import MBProgressHUD

Next, add the following helper methods after loadFlavors():

private func showLoadingHUD() {
  let hud = MBProgressHUD.showAdded(to: contentView, animated: true)
  hud.label.text = "Loading..."
}

private func hideLoadingHUD() {
  MBProgressHUD.hide(for: contentView, animated: true)
}

Now, in loadFlavors(), add the following two lines (as indicated):

  private func loadFlavors() {
    showLoadingHUD() // <-- Add this line
    
    Alamofire.request(
      "https://www.raywenderlich.com/downloads/Flavors.plist",
      method: .get,
      encoding: PropertyListEncoding(format: .xml, options: 0))
        .responsePropertyList { [weak self] response in
        guard let self = self else { return }
        
        self.hideLoadingHUD() // <-- Add this line
      // ...

As the method names imply, showLoadingHUD() shows an instance of MBProgressHUD while the GET request downloads. hideLoadingHUD() hides the HUD when the request finishes. Since showLoadingHUD() is outside the closure, it doesn't need the self prefix.

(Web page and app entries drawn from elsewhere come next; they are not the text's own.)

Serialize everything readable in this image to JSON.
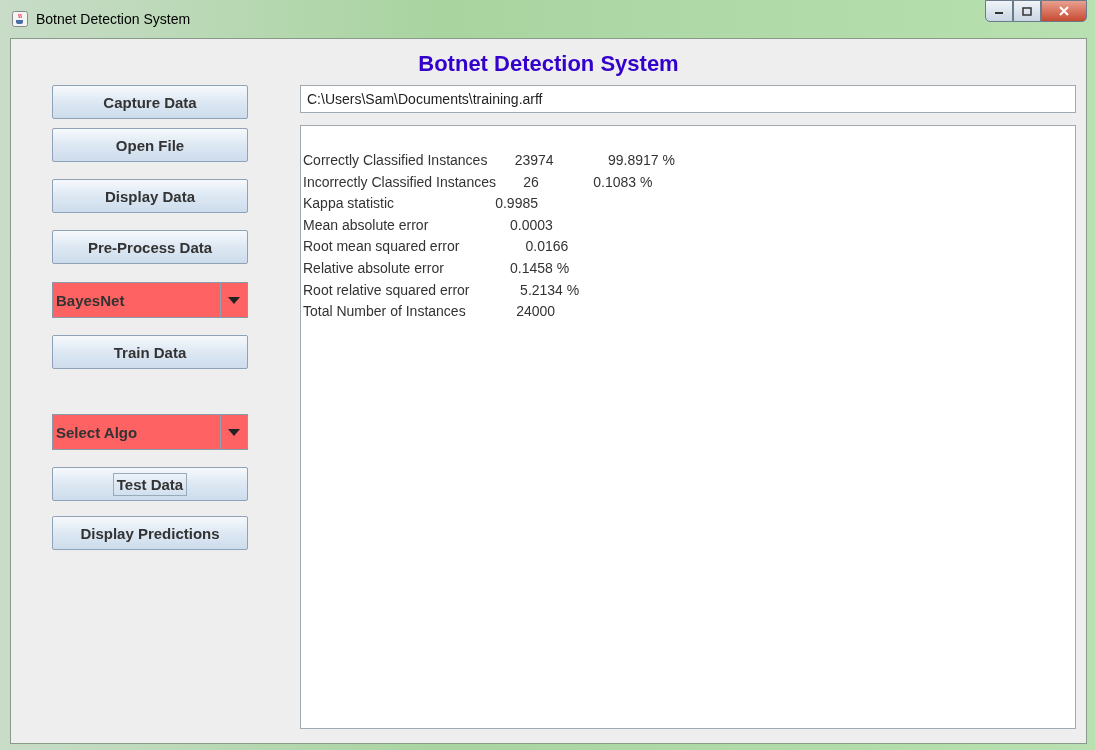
{
  "window": {
    "title": "Botnet Detection System"
  },
  "heading": "Botnet Detection System",
  "sidebar": [
    {
      "kind": "button",
      "label": "Capture Data",
      "focused": false
    },
    {
      "kind": "button",
      "label": "Open File",
      "focused": false
    },
    {
      "kind": "button",
      "label": "Display Data",
      "focused": false
    },
    {
      "kind": "button",
      "label": "Pre-Process Data",
      "focused": false
    },
    {
      "kind": "dropdown",
      "label": "BayesNet"
    },
    {
      "kind": "button",
      "label": "Train Data",
      "focused": false
    },
    {
      "kind": "dropdown",
      "label": "Select Algo"
    },
    {
      "kind": "button",
      "label": "Test Data",
      "focused": true
    },
    {
      "kind": "button",
      "label": "Display Predictions",
      "focused": false
    }
  ],
  "file_path": "C:\\Users\\Sam\\Documents\\training.arff",
  "output_lines": [
    "Correctly Classified Instances       23974              99.8917 %",
    "Incorrectly Classified Instances       26              0.1083 %",
    "Kappa statistic                          0.9985",
    "Mean absolute error                     0.0003",
    "Root mean squared error                 0.0166",
    "Relative absolute error                 0.1458 %",
    "Root relative squared error             5.2134 %",
    "Total Number of Instances             24000"
  ]
}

Build and run. You'll now see a loading indicator while the flavors are loading. If your internet connection is too fast for this, you can add a sleep(_:) statement just before hideLoadingHUD() so that you can experience the goodness that is MBProgressHUD. :]

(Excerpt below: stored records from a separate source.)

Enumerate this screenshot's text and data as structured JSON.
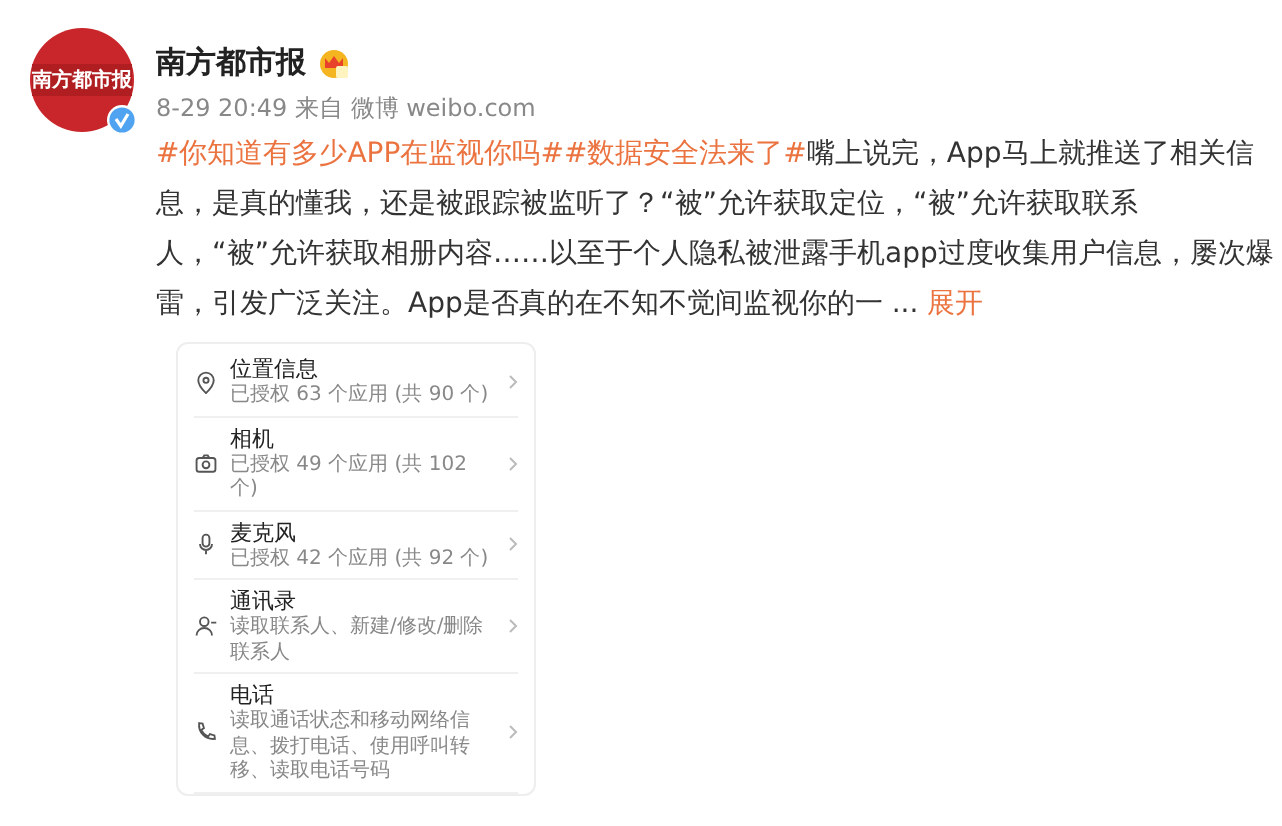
{
  "post": {
    "avatar_logo": "南方都市报",
    "author": "南方都市报",
    "verified": true,
    "time": "8-29 20:49",
    "source": "来自 微博 weibo.com",
    "body": [
      {
        "kind": "hashtag",
        "text": "#你知道有多少APP在监视你吗#"
      },
      {
        "kind": "hashtag",
        "text": "#数据安全法来了#"
      },
      {
        "kind": "text",
        "text": "嘴上说完，App马上就推送了相关信息，是真的懂我，还是被跟踪被监听了？“被”允许获取定位，“被”允许获取联系人，“被”允许获取相册内容……以至于个人隐私被泄露手机app过度收集用户信息，屡次爆雷，引发广泛关注。App是否真的在不知不觉间监视你的一 "
      },
      {
        "kind": "text",
        "text": " ... "
      },
      {
        "kind": "link",
        "text": "展开"
      }
    ]
  },
  "permissions": [
    {
      "title": "位置信息",
      "detail": "已授权 63 个应用 (共 90 个)"
    },
    {
      "title": "相机",
      "detail": "已授权 49 个应用 (共 102 个)"
    },
    {
      "title": "麦克风",
      "detail": "已授权 42 个应用 (共 92 个)"
    },
    {
      "title": "通讯录",
      "detail": "读取联系人、新建/修改/删除联系人"
    },
    {
      "title": "电话",
      "detail": "读取通话状态和移动网络信息、拨打电话、使用呼叫转移、读取电话号码"
    }
  ]
}
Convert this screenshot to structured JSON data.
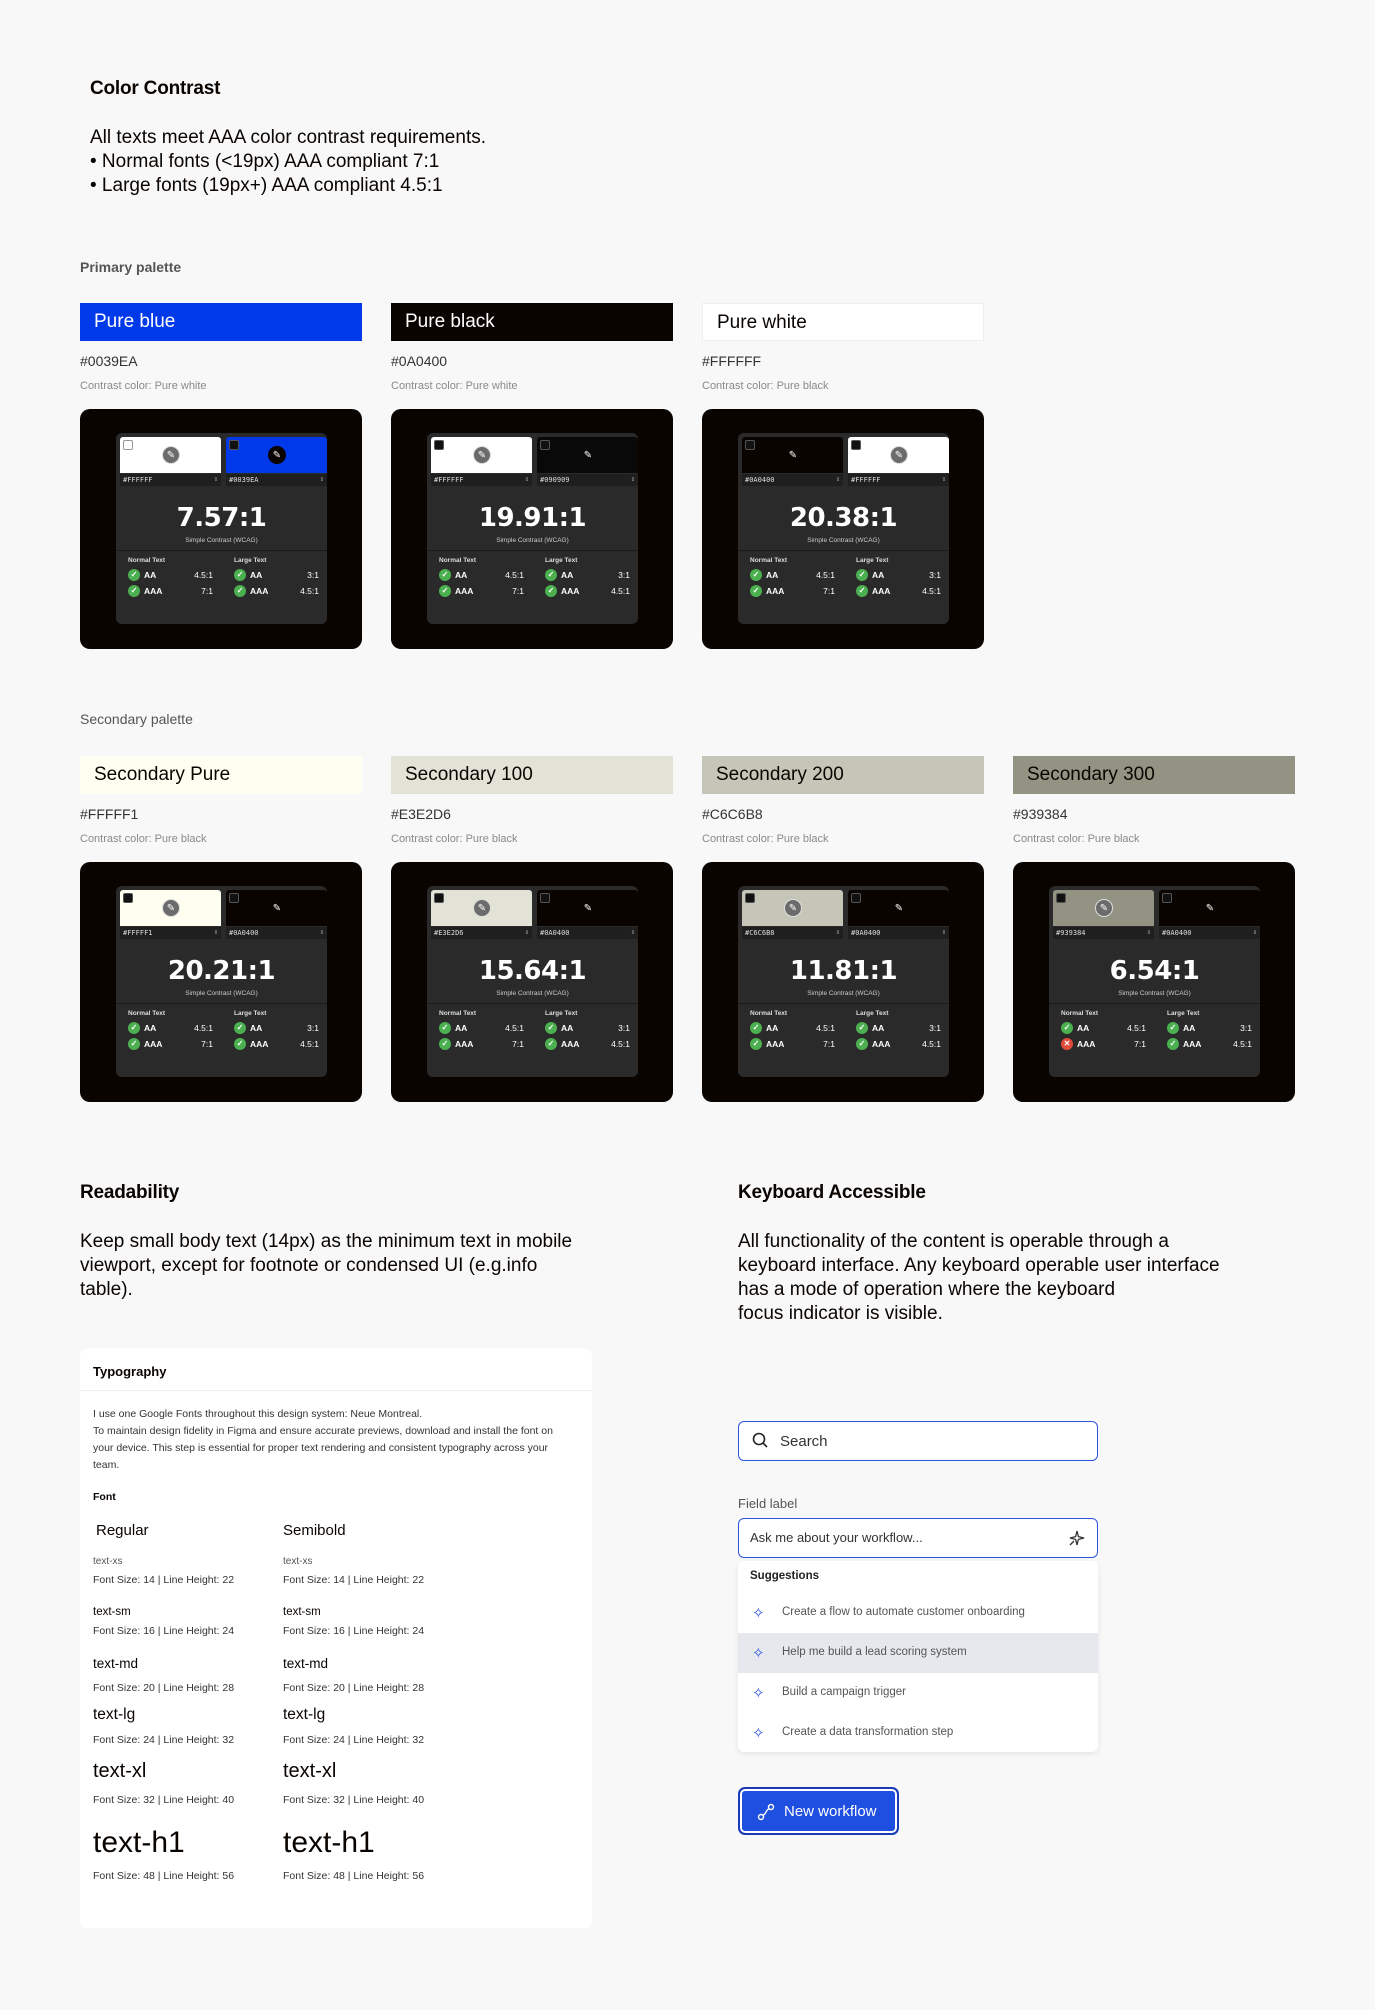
{
  "color_contrast": {
    "title": "Color Contrast",
    "lines": [
      "All texts meet AAA color contrast requirements.",
      "• Normal fonts (<19px) AAA compliant 7:1",
      "• Large fonts (19px+) AAA compliant 4.5:1"
    ]
  },
  "primary": {
    "title": "Primary palette",
    "items": [
      {
        "name": "Pure blue",
        "hex": "#0039EA",
        "note": "Contrast color: Pure white",
        "bg": "#0039EA",
        "fg": "#FFFFFF",
        "fg_hex": "#FFFFFF",
        "bg_hex": "#0039EA",
        "ratio": "7.57:1"
      },
      {
        "name": "Pure black",
        "hex": "#0A0400",
        "note": "Contrast color: Pure white",
        "bg": "#0A0400",
        "fg": "#FFFFFF",
        "fg_hex": "#FFFFFF",
        "bg_hex": "#090909",
        "ratio": "19.91:1"
      },
      {
        "name": "Pure white",
        "hex": "#FFFFFF",
        "note": "Contrast color: Pure black",
        "bg": "#FFFFFF",
        "fg": "#0A0400",
        "fg_hex": "#0A0400",
        "bg_hex": "#FFFFFF",
        "ratio": "20.38:1"
      }
    ]
  },
  "secondary": {
    "title": "Secondary palette",
    "items": [
      {
        "name": "Secondary Pure",
        "hex": "#FFFFF1",
        "note": "Contrast color: Pure black",
        "bg": "#FFFFF1",
        "fg": "#0A0400",
        "fg_hex": "#FFFFF1",
        "bg_hex": "#0A0400",
        "ratio": "20.21:1"
      },
      {
        "name": "Secondary 100",
        "hex": "#E3E2D6",
        "note": "Contrast color: Pure black",
        "bg": "#E3E2D6",
        "fg": "#0A0400",
        "fg_hex": "#E3E2D6",
        "bg_hex": "#0A0400",
        "ratio": "15.64:1"
      },
      {
        "name": "Secondary 200",
        "hex": "#C6C6B8",
        "note": "Contrast color: Pure black",
        "bg": "#C6C6B8",
        "fg": "#0A0400",
        "fg_hex": "#C6C6B8",
        "bg_hex": "#0A0400",
        "ratio": "11.81:1"
      },
      {
        "name": "Secondary 300",
        "hex": "#939384",
        "note": "Contrast color: Pure black",
        "bg": "#939384",
        "fg": "#0A0400",
        "fg_hex": "#939384",
        "bg_hex": "#0A0400",
        "ratio": "6.54:1"
      }
    ]
  },
  "checker": {
    "subtitle": "Simple Contrast (WCAG)",
    "normal_text": "Normal Text",
    "large_text": "Large Text",
    "aa": "AA",
    "aaa": "AAA",
    "normal_aa": "4.5:1",
    "normal_aaa": "7:1",
    "large_aa": "3:1",
    "large_aaa": "4.5:1"
  },
  "readability": {
    "title": "Readability",
    "lines": [
      "Keep small body text (14px) as the minimum text in mobile",
      "viewport, except for footnote or condensed UI (e.g.info",
      "table)."
    ]
  },
  "keyboard": {
    "title": "Keyboard Accessible",
    "lines": [
      "All functionality of the content is operable through a",
      "keyboard interface. Any keyboard operable user interface",
      "has a mode of operation where the keyboard",
      "focus indicator is visible."
    ]
  },
  "typography": {
    "title": "Typography",
    "intro": [
      "I use one Google Fonts throughout this design system: Neue Montreal.",
      "To maintain design fidelity in Figma and ensure accurate previews, download and install the font on",
      "your device. This step is essential for proper text rendering and consistent typography across your",
      "team."
    ],
    "font_label": "Font",
    "regular": "Regular",
    "semibold": "Semibold",
    "styles": [
      {
        "name": "text-xs",
        "spec": "Font Size: 14 | Line Height: 22"
      },
      {
        "name": "text-sm",
        "spec": "Font Size: 16 | Line Height: 24"
      },
      {
        "name": "text-md",
        "spec": "Font Size: 20 | Line Height: 28"
      },
      {
        "name": "text-lg",
        "spec": "Font Size: 24 | Line Height: 32"
      },
      {
        "name": "text-xl",
        "spec": "Font Size: 32 | Line Height: 40"
      },
      {
        "name": "text-h1",
        "spec": "Font Size: 48 | Line Height: 56"
      }
    ]
  },
  "search": {
    "placeholder": "Search"
  },
  "field": {
    "label": "Field label",
    "value": "Ask me about your workflow...",
    "suggestions_title": "Suggestions",
    "suggestions": [
      "Create a flow to automate customer onboarding",
      "Help me build a lead scoring system",
      "Build a campaign trigger",
      "Create a data transformation step"
    ]
  },
  "new_workflow": {
    "label": "New workflow"
  }
}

App with loading symbol

Great work! Customers can now select their favorite ice cream flavor and they see a loading indicator while flavors are downloading.

Where to Go From Here?

You can download the completed project using the Download Materials button at the top or bottom of this page.

Congratulations! You now know the basics of using CocoaPods, including creating and modifying dependencies and understanding semantic versioning. You're now ready to start using them in your own projects!

There's lots more that you can do with CocoaPods. You can search for existing pods on the official CocoaPods website. Also, refer to the CocoaPods Guides to learn the finer details of this excellent tool. But be warned, once you begin using it, you'll wonder how you ever managed without it! :]

I hope you enjoyed reading this CocoaPods tutorial as much I did writing it. What are some of your favorite CocoaPods? Which ones do you rely on the most for everyday projects? Feel free to share, or to ask any questions, in the comments below!

Average Rating

4.8/5

Add a rating for this content

19 ratings

More like this

Contributors

Comments